PROVIDED RECORDS >>

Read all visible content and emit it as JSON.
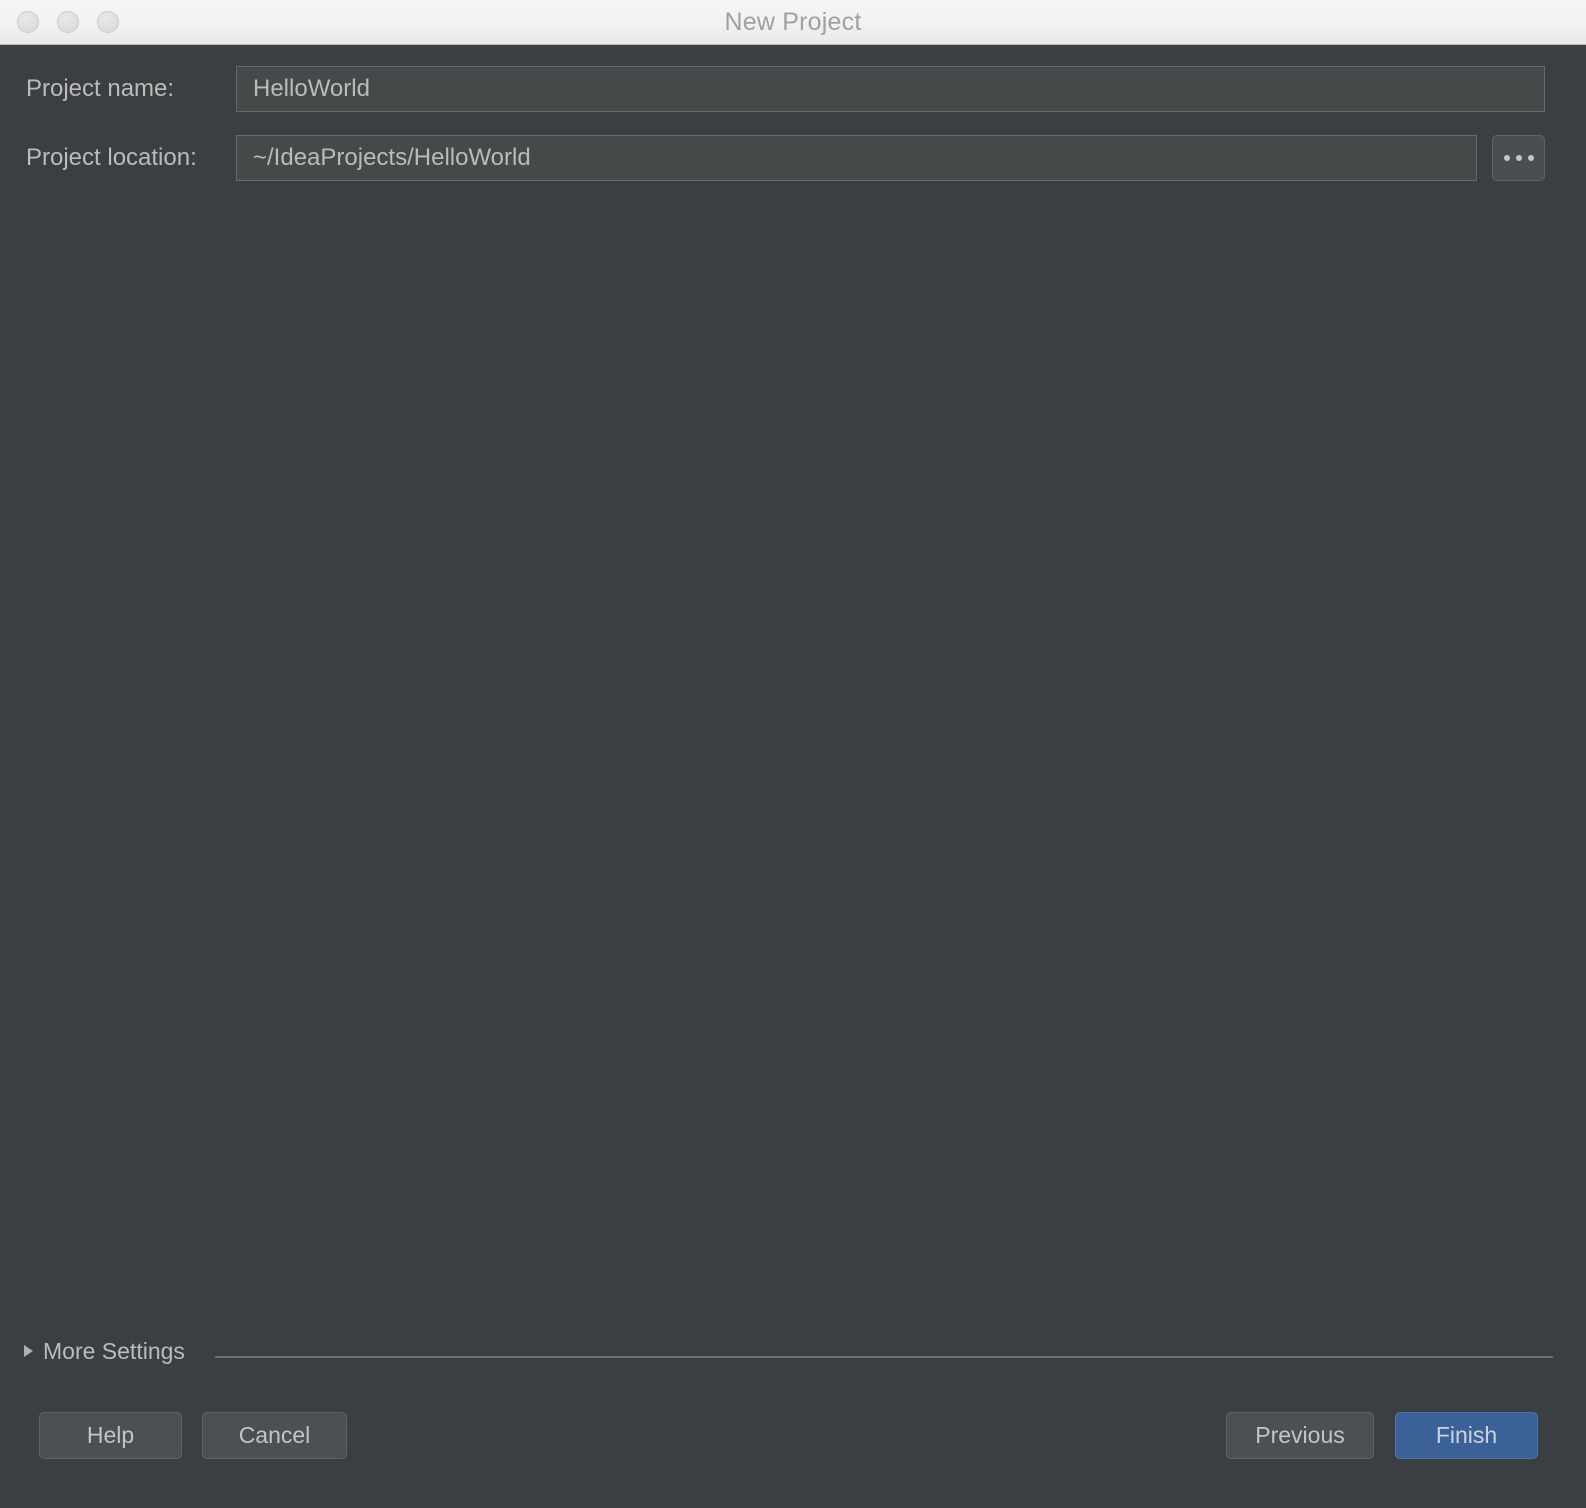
{
  "window": {
    "title": "New Project",
    "traffic_lights": [
      {
        "name": "close",
        "label": ""
      },
      {
        "name": "minimize",
        "label": ""
      },
      {
        "name": "zoom",
        "label": ""
      }
    ],
    "background_color": "#3c3f41",
    "titlebar_color": "#f1f1f1",
    "accent_color": "#3c6199"
  },
  "form": {
    "project_name": {
      "label": "Project name:",
      "value": "HelloWorld",
      "placeholder": ""
    },
    "project_location": {
      "label": "Project location:",
      "value": "~/IdeaProjects/HelloWorld",
      "placeholder": "",
      "browse_label": "..."
    }
  },
  "more_settings": {
    "label": "More Settings",
    "expanded": false
  },
  "footer": {
    "help_label": "Help",
    "cancel_label": "Cancel",
    "previous_label": "Previous",
    "finish_label": "Finish"
  }
}
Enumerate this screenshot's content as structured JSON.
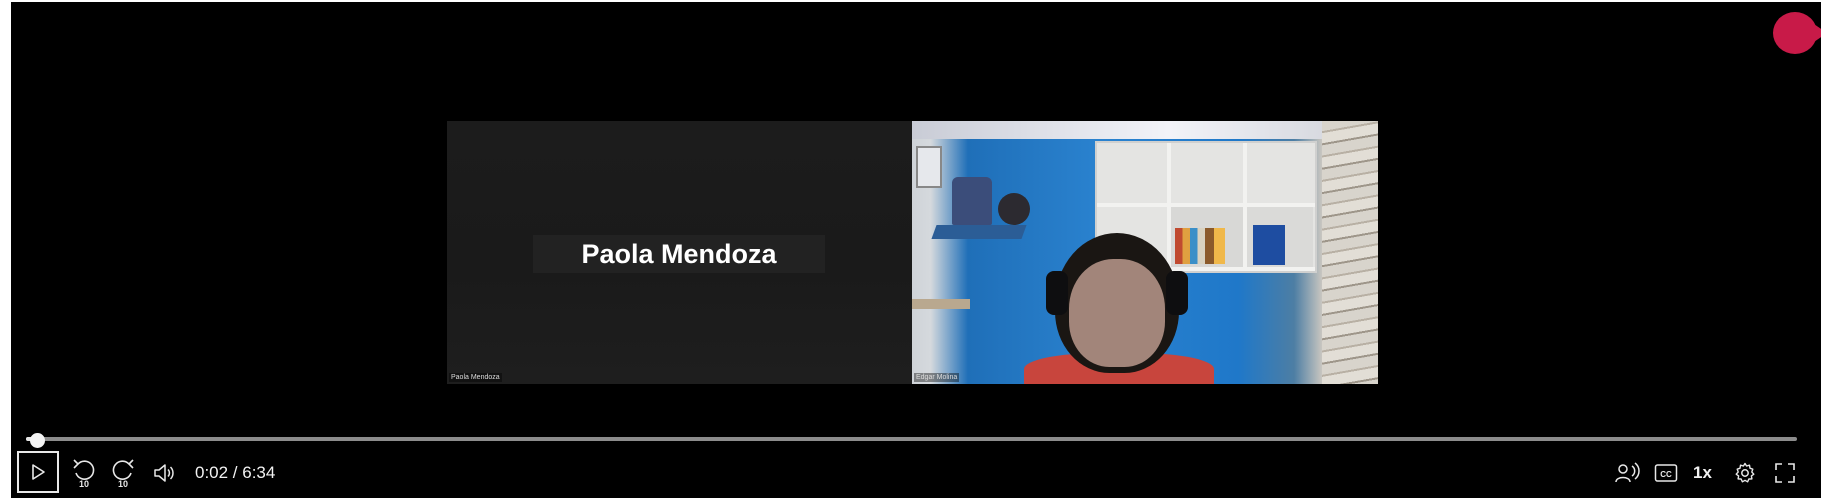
{
  "video": {
    "participant_left": {
      "display_name": "Paola Mendoza",
      "tile_label": "Paola Mendoza"
    },
    "participant_right": {
      "tile_label": "Edgar Molina"
    }
  },
  "playback": {
    "current_time": "0:02",
    "duration": "6:34",
    "time_display": "0:02 / 6:34",
    "progress_fraction": 0.005,
    "skip_back_seconds": "10",
    "skip_forward_seconds": "10",
    "speed_label": "1x"
  },
  "icons": {
    "play": "play-icon",
    "rewind": "rewind-10-icon",
    "forward": "forward-10-icon",
    "volume": "volume-icon",
    "audio_description": "audio-description-icon",
    "captions": "closed-captions-icon",
    "settings": "gear-icon",
    "fullscreen": "fullscreen-icon"
  },
  "colors": {
    "player_background": "#000000",
    "record_indicator": "#c81a48",
    "progress_track": "#8c8c8c",
    "progress_fill": "#e6e6e6"
  }
}
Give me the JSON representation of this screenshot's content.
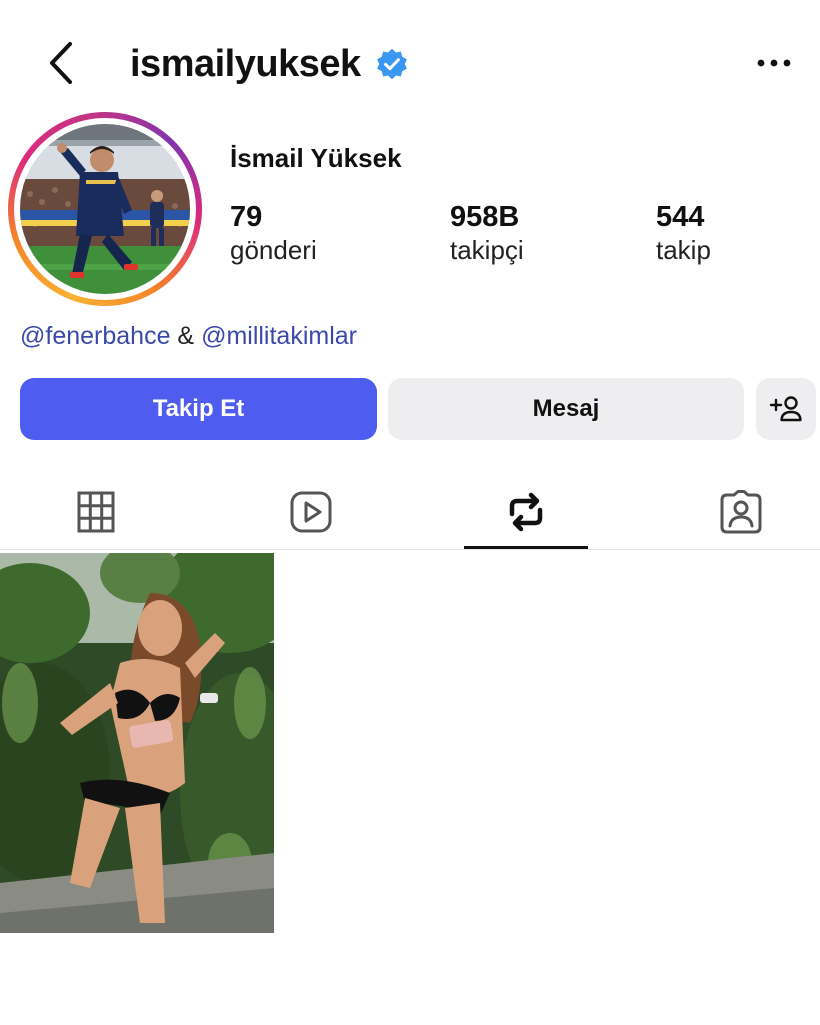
{
  "header": {
    "back_icon": "chevron-left-icon",
    "username": "ismailyuksek",
    "verified_icon": "verified-badge-icon",
    "more_icon": "more-horizontal-icon"
  },
  "profile": {
    "full_name": "İsmail Yüksek",
    "stats": [
      {
        "value": "79",
        "label": "gönderi"
      },
      {
        "value": "958B",
        "label": "takipçi"
      },
      {
        "value": "544",
        "label": "takip"
      }
    ],
    "bio": {
      "mention1": "@fenerbahce",
      "joiner": " & ",
      "mention2": "@millitakimlar"
    }
  },
  "actions": {
    "follow_label": "Takip Et",
    "message_label": "Mesaj",
    "add_user_icon": "add-user-icon"
  },
  "tabs": [
    {
      "icon": "grid-icon"
    },
    {
      "icon": "reels-icon"
    },
    {
      "icon": "repost-icon",
      "active": true
    },
    {
      "icon": "tagged-icon"
    }
  ],
  "colors": {
    "follow_button": "#4e5cf0",
    "secondary_button": "#eeeef0",
    "mention": "#3b4aa8",
    "verified": "#3897f0"
  }
}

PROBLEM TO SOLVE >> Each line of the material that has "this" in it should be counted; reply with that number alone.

PROBLEM SOLUTION >> 2